# WHAT IS NEEDED
Scan the records for the word "name". Copy each line that includes it.

# AVAILABLE DATA
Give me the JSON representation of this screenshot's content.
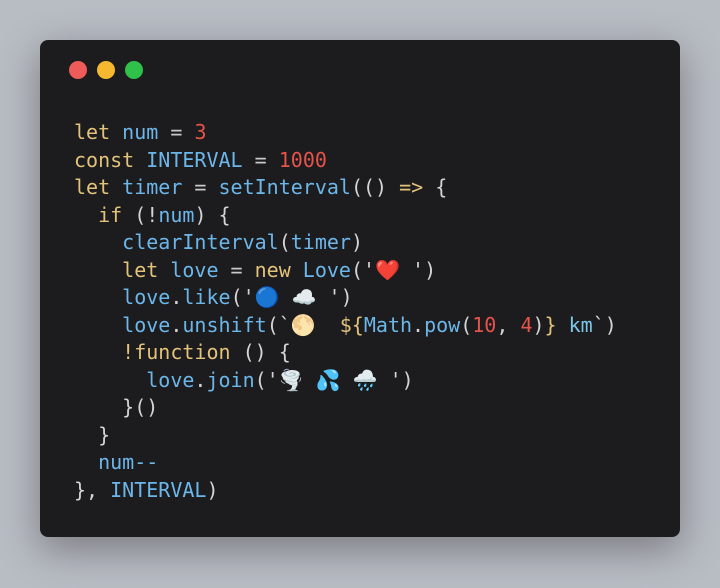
{
  "window": {
    "controls": [
      {
        "name": "close",
        "color": "#ef5b58"
      },
      {
        "name": "minimize",
        "color": "#f5b82e"
      },
      {
        "name": "maximize",
        "color": "#2fc14a"
      }
    ]
  },
  "code": {
    "lines": [
      [
        {
          "t": "let",
          "c": "kw"
        },
        {
          "t": " num ",
          "c": "var"
        },
        {
          "t": "= ",
          "c": "op"
        },
        {
          "t": "3",
          "c": "num"
        }
      ],
      [
        {
          "t": "const",
          "c": "kw"
        },
        {
          "t": " INTERVAL ",
          "c": "var"
        },
        {
          "t": "= ",
          "c": "op"
        },
        {
          "t": "1000",
          "c": "num"
        }
      ],
      [
        {
          "t": "let",
          "c": "kw"
        },
        {
          "t": " timer ",
          "c": "var"
        },
        {
          "t": "= ",
          "c": "op"
        },
        {
          "t": "setInterval",
          "c": "fn"
        },
        {
          "t": "(() ",
          "c": "pun"
        },
        {
          "t": "=>",
          "c": "kw"
        },
        {
          "t": " {",
          "c": "pun"
        }
      ],
      [
        {
          "t": "  ",
          "c": "pun"
        },
        {
          "t": "if",
          "c": "kw"
        },
        {
          "t": " (!",
          "c": "pun"
        },
        {
          "t": "num",
          "c": "var"
        },
        {
          "t": ") {",
          "c": "pun"
        }
      ],
      [
        {
          "t": "    ",
          "c": "pun"
        },
        {
          "t": "clearInterval",
          "c": "fn"
        },
        {
          "t": "(",
          "c": "pun"
        },
        {
          "t": "timer",
          "c": "var"
        },
        {
          "t": ")",
          "c": "pun"
        }
      ],
      [
        {
          "t": "    ",
          "c": "pun"
        },
        {
          "t": "let",
          "c": "kw"
        },
        {
          "t": " love ",
          "c": "var"
        },
        {
          "t": "= ",
          "c": "op"
        },
        {
          "t": "new",
          "c": "kw"
        },
        {
          "t": " Love",
          "c": "fn"
        },
        {
          "t": "('",
          "c": "pun"
        },
        {
          "t": "❤️ ",
          "c": "str"
        },
        {
          "t": "')",
          "c": "pun"
        }
      ],
      [
        {
          "t": "    ",
          "c": "pun"
        },
        {
          "t": "love",
          "c": "var"
        },
        {
          "t": ".",
          "c": "pun"
        },
        {
          "t": "like",
          "c": "fn"
        },
        {
          "t": "('",
          "c": "pun"
        },
        {
          "t": "🔵 ☁️ ",
          "c": "str"
        },
        {
          "t": "')",
          "c": "pun"
        }
      ],
      [
        {
          "t": "    ",
          "c": "pun"
        },
        {
          "t": "love",
          "c": "var"
        },
        {
          "t": ".",
          "c": "pun"
        },
        {
          "t": "unshift",
          "c": "fn"
        },
        {
          "t": "(`",
          "c": "pun"
        },
        {
          "t": "🌕  ",
          "c": "str"
        },
        {
          "t": "${",
          "c": "kw"
        },
        {
          "t": "Math",
          "c": "var"
        },
        {
          "t": ".",
          "c": "pun"
        },
        {
          "t": "pow",
          "c": "fn"
        },
        {
          "t": "(",
          "c": "pun"
        },
        {
          "t": "10",
          "c": "num"
        },
        {
          "t": ", ",
          "c": "pun"
        },
        {
          "t": "4",
          "c": "num"
        },
        {
          "t": ")",
          "c": "pun"
        },
        {
          "t": "}",
          "c": "kw"
        },
        {
          "t": " km",
          "c": "str"
        },
        {
          "t": "`)",
          "c": "pun"
        }
      ],
      [
        {
          "t": "    ",
          "c": "pun"
        },
        {
          "t": "!function",
          "c": "kw"
        },
        {
          "t": " () {",
          "c": "pun"
        }
      ],
      [
        {
          "t": "      ",
          "c": "pun"
        },
        {
          "t": "love",
          "c": "var"
        },
        {
          "t": ".",
          "c": "pun"
        },
        {
          "t": "join",
          "c": "fn"
        },
        {
          "t": "('",
          "c": "pun"
        },
        {
          "t": "🌪️ 💦 🌧️ ",
          "c": "str"
        },
        {
          "t": "')",
          "c": "pun"
        }
      ],
      [
        {
          "t": "    ",
          "c": "pun"
        },
        {
          "t": "}()",
          "c": "pun"
        }
      ],
      [
        {
          "t": "  ",
          "c": "pun"
        },
        {
          "t": "}",
          "c": "pun"
        }
      ],
      [
        {
          "t": "  ",
          "c": "pun"
        },
        {
          "t": "num--",
          "c": "var"
        }
      ],
      [
        {
          "t": "}, ",
          "c": "pun"
        },
        {
          "t": "INTERVAL",
          "c": "var"
        },
        {
          "t": ")",
          "c": "pun"
        }
      ]
    ]
  }
}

# ANSWER SECTION
        "name": "close",
        "name": "minimize",
        "name": "maximize",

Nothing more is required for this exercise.